Some have argued that it creates a class divide in labor—they’ve got it backward. ….
In a recent Atlantic article, Alana Semuels asks: “Why have high-profile organizing campaigns succeeded for white-collar workers and failed for blue-collar workers?” Semuels presents new BLS data that demonstrates the growth of white-collar unions: union membership in professional and technical jobs grew by nearly 90,000 last year, and several white-collar occupations saw an uptick in union density, which grew from 4 percent in 2010 to 7 percent in 2017. Contrasting this with recent defeats of blue-collar unionization drives, Semuels argues that there is a growing “class divide” within organized labor. …..

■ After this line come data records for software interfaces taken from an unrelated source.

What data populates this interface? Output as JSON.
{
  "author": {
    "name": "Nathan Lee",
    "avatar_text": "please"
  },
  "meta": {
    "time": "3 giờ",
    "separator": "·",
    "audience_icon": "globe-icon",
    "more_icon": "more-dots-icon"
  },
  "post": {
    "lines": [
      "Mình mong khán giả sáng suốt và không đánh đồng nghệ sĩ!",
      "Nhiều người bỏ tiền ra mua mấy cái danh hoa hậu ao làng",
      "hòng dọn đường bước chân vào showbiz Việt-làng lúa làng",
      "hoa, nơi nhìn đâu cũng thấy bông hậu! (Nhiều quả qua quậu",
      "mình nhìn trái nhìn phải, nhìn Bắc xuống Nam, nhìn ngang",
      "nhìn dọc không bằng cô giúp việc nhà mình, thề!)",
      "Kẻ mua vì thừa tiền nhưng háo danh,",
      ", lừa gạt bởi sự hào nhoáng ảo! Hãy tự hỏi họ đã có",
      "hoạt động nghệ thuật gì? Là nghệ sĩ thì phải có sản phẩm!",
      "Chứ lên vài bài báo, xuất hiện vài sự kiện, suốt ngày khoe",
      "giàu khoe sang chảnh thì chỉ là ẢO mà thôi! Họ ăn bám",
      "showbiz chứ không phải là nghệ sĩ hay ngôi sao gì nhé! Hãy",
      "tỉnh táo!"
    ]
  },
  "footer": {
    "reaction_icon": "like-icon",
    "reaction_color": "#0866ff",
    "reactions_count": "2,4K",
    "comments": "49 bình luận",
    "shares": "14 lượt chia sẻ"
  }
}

…..But this is where Semuels’s argument reveals its flaw: white-collar workers aren’t organizing because they feel secure, but because they have more in common with precarious blue collar workers than ever…..